Case of Texas Homeschool Family Accused of Failing to Educate Their Children Reaches State Supreme Court
Amanda CasanovaReligious persecution, missions, Christianity around the world
- 2015 Nov 03
The Texas Supreme Court will hear arguments this week on a case of a home-schooling family that is accused of not teaching its children because the family was “waiting to be raptured.”
According to the Associated Press, the McIntyre family home-schooled their five children for two years. The El Paso School District says the McIntyres refused to comply with Texas Education Agency standards or verify they were teaching.
One of the children ran away and enrolled in public school. An uncle in the family came forward with testimony that the children never had homework because they were “about to be raptured anyway.”
“Our faith is foremost in our lives,” said mother Laura McIntyre in an affidavit. “And we find it very important that our children receive a faith-based education.”
The school district launched an investigation into truancy and the McIntyres filed suit, claiming the school district violated the family’s 14th Amendment rights.
Texas law says that home-school children must be taught education basics, but the state does not require testing or student progress reports.
The Home School Legal Defense Association has said the family is “in full compliance” with the law.
“This is radical stuff, and it is not fiction,” said Jay Michaelson in a column for The Daily Beast. “Whether or not the McIntyres exempted their children from education because the rapture is imminent, 77 percent of American evangelicals believe we’re living in the End Times. A significant percentage of them believe that the secular government is oppressing Christians and is soon to be destroyed in the coming tribulations.”

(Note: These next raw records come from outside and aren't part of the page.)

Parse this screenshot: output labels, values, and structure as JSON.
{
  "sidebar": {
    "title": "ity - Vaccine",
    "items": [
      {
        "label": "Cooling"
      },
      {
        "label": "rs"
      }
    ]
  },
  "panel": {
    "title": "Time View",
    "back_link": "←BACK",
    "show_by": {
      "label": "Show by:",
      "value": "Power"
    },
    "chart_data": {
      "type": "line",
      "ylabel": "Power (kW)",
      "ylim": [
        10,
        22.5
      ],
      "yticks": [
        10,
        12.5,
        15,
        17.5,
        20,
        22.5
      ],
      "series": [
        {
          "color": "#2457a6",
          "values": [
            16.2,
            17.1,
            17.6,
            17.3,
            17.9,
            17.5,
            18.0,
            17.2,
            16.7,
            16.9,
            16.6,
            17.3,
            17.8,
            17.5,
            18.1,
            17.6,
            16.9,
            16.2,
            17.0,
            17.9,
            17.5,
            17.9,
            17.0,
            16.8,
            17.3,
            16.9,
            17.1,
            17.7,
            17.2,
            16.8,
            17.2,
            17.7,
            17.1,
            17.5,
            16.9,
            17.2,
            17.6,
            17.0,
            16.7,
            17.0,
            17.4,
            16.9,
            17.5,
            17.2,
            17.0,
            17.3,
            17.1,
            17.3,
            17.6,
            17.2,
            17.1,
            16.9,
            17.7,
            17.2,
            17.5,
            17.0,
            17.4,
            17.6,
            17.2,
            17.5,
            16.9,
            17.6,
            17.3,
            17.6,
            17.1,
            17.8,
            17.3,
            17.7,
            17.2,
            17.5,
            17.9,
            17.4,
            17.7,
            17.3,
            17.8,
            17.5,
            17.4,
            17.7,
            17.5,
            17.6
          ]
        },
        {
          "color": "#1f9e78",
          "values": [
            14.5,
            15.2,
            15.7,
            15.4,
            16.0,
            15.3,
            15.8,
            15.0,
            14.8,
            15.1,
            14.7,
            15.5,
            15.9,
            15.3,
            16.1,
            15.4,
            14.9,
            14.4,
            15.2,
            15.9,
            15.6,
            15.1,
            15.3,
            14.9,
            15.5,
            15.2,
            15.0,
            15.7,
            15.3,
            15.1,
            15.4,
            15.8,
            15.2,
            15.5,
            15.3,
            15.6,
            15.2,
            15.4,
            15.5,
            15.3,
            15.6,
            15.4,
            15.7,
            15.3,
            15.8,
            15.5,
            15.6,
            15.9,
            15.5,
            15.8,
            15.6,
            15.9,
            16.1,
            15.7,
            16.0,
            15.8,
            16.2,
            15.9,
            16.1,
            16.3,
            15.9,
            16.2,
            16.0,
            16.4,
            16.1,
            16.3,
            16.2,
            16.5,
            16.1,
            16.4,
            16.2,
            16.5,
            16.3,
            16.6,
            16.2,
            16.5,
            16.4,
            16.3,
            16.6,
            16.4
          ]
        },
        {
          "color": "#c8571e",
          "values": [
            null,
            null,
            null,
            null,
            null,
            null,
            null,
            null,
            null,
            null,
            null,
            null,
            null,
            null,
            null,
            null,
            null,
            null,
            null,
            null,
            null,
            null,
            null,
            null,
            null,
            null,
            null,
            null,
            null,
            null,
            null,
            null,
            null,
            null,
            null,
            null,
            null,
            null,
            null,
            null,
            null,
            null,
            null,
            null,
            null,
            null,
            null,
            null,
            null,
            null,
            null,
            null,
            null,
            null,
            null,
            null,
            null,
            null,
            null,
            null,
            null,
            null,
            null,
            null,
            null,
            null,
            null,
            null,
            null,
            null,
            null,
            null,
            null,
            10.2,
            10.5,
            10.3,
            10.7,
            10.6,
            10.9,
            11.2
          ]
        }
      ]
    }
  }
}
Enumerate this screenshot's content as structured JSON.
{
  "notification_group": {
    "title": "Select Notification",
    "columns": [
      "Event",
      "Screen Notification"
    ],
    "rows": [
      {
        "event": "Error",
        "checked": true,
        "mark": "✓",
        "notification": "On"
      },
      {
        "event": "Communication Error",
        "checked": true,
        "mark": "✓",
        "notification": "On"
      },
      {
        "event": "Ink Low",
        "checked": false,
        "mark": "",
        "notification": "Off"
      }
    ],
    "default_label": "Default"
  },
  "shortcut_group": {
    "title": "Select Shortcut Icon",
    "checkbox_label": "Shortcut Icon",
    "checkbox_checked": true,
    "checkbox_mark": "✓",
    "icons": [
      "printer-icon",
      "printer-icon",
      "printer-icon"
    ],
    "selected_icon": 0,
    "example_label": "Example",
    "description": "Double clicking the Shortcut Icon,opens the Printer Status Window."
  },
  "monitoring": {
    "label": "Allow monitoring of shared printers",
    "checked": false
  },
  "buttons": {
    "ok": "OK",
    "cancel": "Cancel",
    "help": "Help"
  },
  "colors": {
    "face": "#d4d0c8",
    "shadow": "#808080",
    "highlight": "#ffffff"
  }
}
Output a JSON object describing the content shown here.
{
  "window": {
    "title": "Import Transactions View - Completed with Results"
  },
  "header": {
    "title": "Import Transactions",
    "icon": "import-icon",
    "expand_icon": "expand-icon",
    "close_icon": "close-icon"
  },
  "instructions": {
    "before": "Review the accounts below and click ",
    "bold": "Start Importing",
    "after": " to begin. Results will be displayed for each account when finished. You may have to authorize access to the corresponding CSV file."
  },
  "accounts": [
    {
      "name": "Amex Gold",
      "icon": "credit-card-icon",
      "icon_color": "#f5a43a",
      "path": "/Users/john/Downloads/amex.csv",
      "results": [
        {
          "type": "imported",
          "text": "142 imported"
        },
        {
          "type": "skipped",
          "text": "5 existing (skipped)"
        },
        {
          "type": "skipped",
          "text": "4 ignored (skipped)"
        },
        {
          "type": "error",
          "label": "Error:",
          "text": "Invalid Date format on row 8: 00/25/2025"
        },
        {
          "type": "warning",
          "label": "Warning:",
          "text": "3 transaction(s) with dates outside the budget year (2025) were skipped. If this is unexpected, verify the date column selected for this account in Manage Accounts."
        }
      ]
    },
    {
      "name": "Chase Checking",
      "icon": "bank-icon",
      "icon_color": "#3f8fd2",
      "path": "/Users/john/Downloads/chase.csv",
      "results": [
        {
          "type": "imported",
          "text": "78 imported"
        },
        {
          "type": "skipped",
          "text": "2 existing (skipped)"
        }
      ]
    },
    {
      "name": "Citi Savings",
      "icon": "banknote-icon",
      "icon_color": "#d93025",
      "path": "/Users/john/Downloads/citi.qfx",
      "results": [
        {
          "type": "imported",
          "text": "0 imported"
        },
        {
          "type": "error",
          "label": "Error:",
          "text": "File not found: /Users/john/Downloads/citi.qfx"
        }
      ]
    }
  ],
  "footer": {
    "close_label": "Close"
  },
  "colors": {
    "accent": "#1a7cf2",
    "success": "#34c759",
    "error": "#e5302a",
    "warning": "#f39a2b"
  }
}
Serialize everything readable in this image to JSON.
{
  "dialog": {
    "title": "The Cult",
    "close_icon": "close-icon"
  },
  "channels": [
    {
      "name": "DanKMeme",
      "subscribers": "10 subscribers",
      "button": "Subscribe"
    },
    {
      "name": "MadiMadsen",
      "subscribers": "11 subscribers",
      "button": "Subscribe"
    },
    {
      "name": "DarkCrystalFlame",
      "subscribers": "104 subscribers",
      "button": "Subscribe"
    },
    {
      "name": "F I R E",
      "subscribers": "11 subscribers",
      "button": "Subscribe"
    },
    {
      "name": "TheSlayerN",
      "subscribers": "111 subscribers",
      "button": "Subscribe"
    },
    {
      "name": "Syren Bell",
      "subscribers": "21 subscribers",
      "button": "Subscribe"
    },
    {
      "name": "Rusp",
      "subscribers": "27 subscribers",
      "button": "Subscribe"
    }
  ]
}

About 300,000 students are estimated to be home-schooled in Texas, according to The Daily Beast.
Photo courtesy: flickr.com
Publication date: November 3, 2015